Promotion/pension flap to be probed by lawyer

FAIRFIELD -- Town officials have ordered an independent probe into the Fire Department's pension practices after a number of firefighters were promoted just before they retired -- boosting their pensions at taxpayers' expense.

First Selectman Michael Tetreau said he decided a review of the retirement process is needed after it came to light that pensions had been inflated by the last-minute promotions.

Selectman Kevin Kiley has said seven promotions/transfers and retirements in 2012 will mean an additional overall $1.8 million in pension payouts over the next 30 years.

One of those transfers, to the training center, was for 12 days, while a second was for 14 days.

Board of Finance Chairman Thomas Flynn said at last week's meeting it was the cost of the promotions that got the panel's attention, although members spent most of two hours questioning Fire Chief Richard Felner about why the job changes were made.

Felner gave the Finance Board the same report he gave last week to the Board of Selectmen regarding the job changes. He pointed out that none of the firefighters who retired had less than 30 years on the job. After 30 years, he said, they continue to pay into the pension plan, but have reached the maximum for their payout, receiving no more than 80 percent of their final salary.

"There were no deals made," Felner said, either between himself and the firefighters, or himself and Tetreau, regarding any of the promotions or transfers.

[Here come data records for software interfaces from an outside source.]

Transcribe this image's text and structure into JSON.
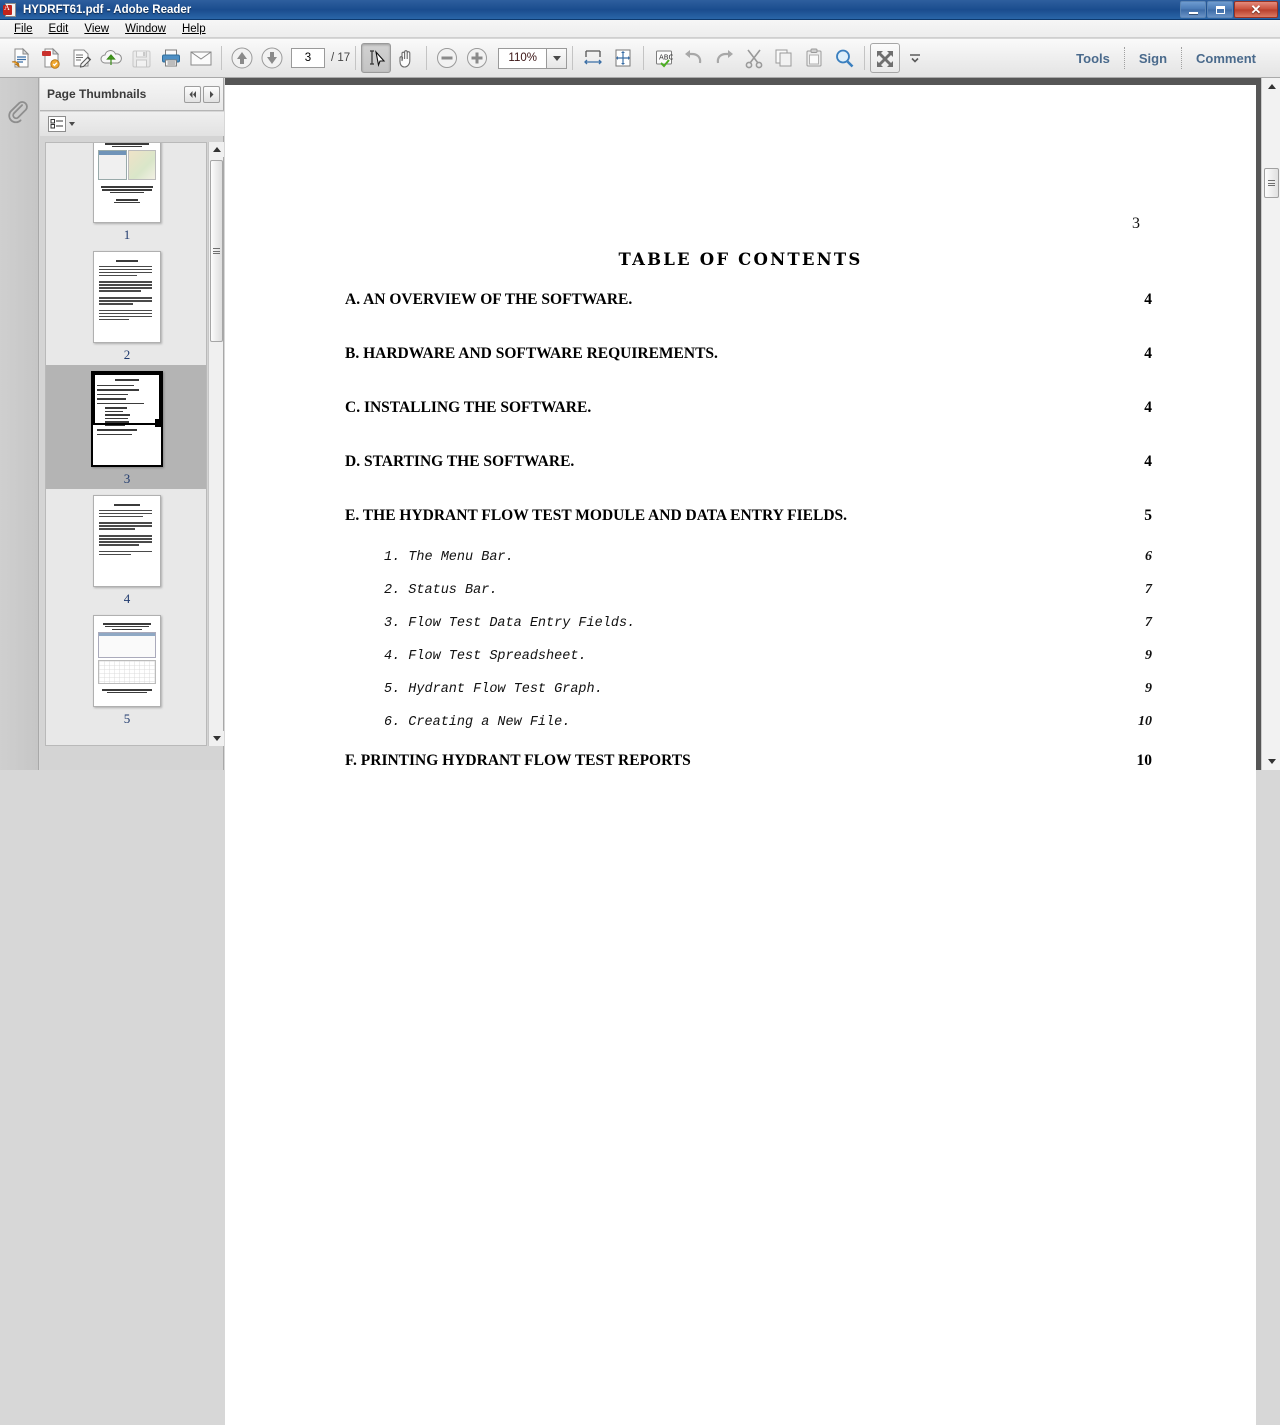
{
  "window": {
    "title": "HYDRFT61.pdf - Adobe Reader",
    "app_icon": "pdf-document-icon",
    "minimize_label": "Minimize",
    "restore_label": "Restore",
    "close_label": "Close"
  },
  "menubar": {
    "items": [
      {
        "label": "File"
      },
      {
        "label": "Edit"
      },
      {
        "label": "View"
      },
      {
        "label": "Window"
      },
      {
        "label": "Help"
      }
    ]
  },
  "toolbar": {
    "buttons": [
      {
        "name": "open-pdf-icon",
        "title": "Open"
      },
      {
        "name": "create-pdf-icon",
        "title": "Create PDF"
      },
      {
        "name": "edit-pdf-icon",
        "title": "Edit PDF"
      },
      {
        "name": "upload-cloud-icon",
        "title": "Send files"
      },
      {
        "name": "save-icon",
        "title": "Save",
        "disabled": true
      },
      {
        "name": "print-icon",
        "title": "Print File"
      },
      {
        "name": "email-icon",
        "title": "Email"
      }
    ],
    "page_prev_icon": "arrow-up-circle-icon",
    "page_next_icon": "arrow-down-circle-icon",
    "page_number": "3",
    "page_total": "/ 17",
    "select_tool_icon": "select-text-icon",
    "hand_tool_icon": "hand-tool-icon",
    "zoom_out_icon": "zoom-out-icon",
    "zoom_in_icon": "zoom-in-icon",
    "zoom_level": "110%",
    "fit_width_icon": "fit-width-icon",
    "fit_page_icon": "fit-page-icon",
    "spellcheck_icon": "spellcheck-abc-icon",
    "undo_icon": "undo-icon",
    "redo_icon": "redo-icon",
    "cut_icon": "cut-scissors-icon",
    "copy_icon": "copy-icon",
    "paste_icon": "paste-icon",
    "find_icon": "search-magnifier-icon",
    "fullscreen_icon": "fullscreen-expand-icon",
    "more_tools_icon": "chevron-down-double-icon",
    "right_links": [
      {
        "label": "Tools"
      },
      {
        "label": "Sign"
      },
      {
        "label": "Comment"
      }
    ],
    "accent_color": "#4a6a8c"
  },
  "sidebar": {
    "rail_items": [
      {
        "name": "page-thumbnails-icon",
        "label": "Page Thumbnails"
      },
      {
        "name": "attachments-paperclip-icon",
        "label": "Attachments"
      }
    ],
    "panel_title": "Page Thumbnails",
    "nav_prev_icon": "double-chevron-left-icon",
    "nav_next_icon": "chevron-right-icon",
    "options_icon": "thumbnail-options-icon",
    "options_caret_icon": "caret-down-icon",
    "thumbnails": [
      {
        "label": "1",
        "kind": "title-with-image",
        "selected": false
      },
      {
        "label": "2",
        "kind": "dense-text",
        "selected": false
      },
      {
        "label": "3",
        "kind": "toc",
        "selected": true
      },
      {
        "label": "4",
        "kind": "dense-text",
        "selected": false
      },
      {
        "label": "5",
        "kind": "spreadsheet-chart",
        "selected": false
      }
    ]
  },
  "document": {
    "page_label": "3",
    "toc_heading": "TABLE OF CONTENTS",
    "entries": [
      {
        "text": "A. AN OVERVIEW OF THE SOFTWARE.",
        "page": "4",
        "level": "major"
      },
      {
        "text": "B. HARDWARE AND SOFTWARE REQUIREMENTS.",
        "page": "4",
        "level": "major"
      },
      {
        "text": "C. INSTALLING THE SOFTWARE.",
        "page": "4",
        "level": "major"
      },
      {
        "text": "D. STARTING THE SOFTWARE.",
        "page": "4",
        "level": "major"
      },
      {
        "text": "E. THE HYDRANT FLOW TEST MODULE AND DATA ENTRY FIELDS.",
        "page": "5",
        "level": "major"
      },
      {
        "text": "1. The Menu Bar.",
        "page": "6",
        "level": "minor"
      },
      {
        "text": "2. Status Bar.",
        "page": "7",
        "level": "minor"
      },
      {
        "text": "3. Flow Test Data Entry Fields.",
        "page": "7",
        "level": "minor"
      },
      {
        "text": "4. Flow Test Spreadsheet.",
        "page": "9",
        "level": "minor"
      },
      {
        "text": "5. Hydrant Flow Test Graph.",
        "page": "9",
        "level": "minor"
      },
      {
        "text": "6. Creating a New File.",
        "page": "10",
        "level": "minor"
      },
      {
        "text": "F. PRINTING HYDRANT FLOW TEST REPORTS",
        "page": "10",
        "level": "major"
      }
    ]
  },
  "scrollbars": {
    "main_up_icon": "scroll-up-arrow-icon",
    "main_down_icon": "scroll-down-arrow-icon",
    "panel_up_icon": "scroll-up-arrow-icon",
    "panel_down_icon": "scroll-down-arrow-icon"
  }
}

He said he decided to transfer Assistant Chief Chris Tracy from the training center to get line experience as a shift commander, and moved Assistant Chief Doug Chavenello to fill the fire training spot Sept. 26.

On Oct. 10, Chavenello retired for personal reasons, Felner said. He then moved Assistant Chief Stephen Curry into the training position, but Tracy decided he wanted to go back to the training center and a grievance was filed.

Curry didn't want to go back to the line, Felner said, and so decided to retire. Tracy was moved back to the training center and the grievance withdrawn.

Because of the transfers, however, the salaries for both men were boosted from $101,100 to $110,210 and their pension benefits increased from $80,800 to $88,968.

Felner explained that under the firefighters' contract with the town, if there is no promotional list available, open positions are filled by the most senior firefighter. It also allows a firefighter to retire at the higher salary if he or she is in that job at retirement, no matter if it was only a short while.

Board Vice Chairman Robert Bellitto Jr., who served as a liaison on the contract negotiating committee in 2010, said the town had wanted to change the contract to require a firefighter be in a new position for 12 months in order to have that salary included in pension calculations.

"It was rejected by the union, and (then-First Selectman Kenneth Flatto) decided it was not a topic he wanted to pursue," Bellitto said.

Negotiations on a new contract with the firefighters' union will begin soon.

Several Finance Board members expressed disbelief and concern that firefighters are not required to notify the chief of their impending retirements and that they could retire within days of signing their retirement papers.

Human Resources Director Mary Carroll Mirylees said pension plan rules call for a 31-day notice, though that apparently has not been enforced. A notice was sent to members of the firefighters' pension plan Tuesday informing them that they must give 31 days notice of retirement, Felner said.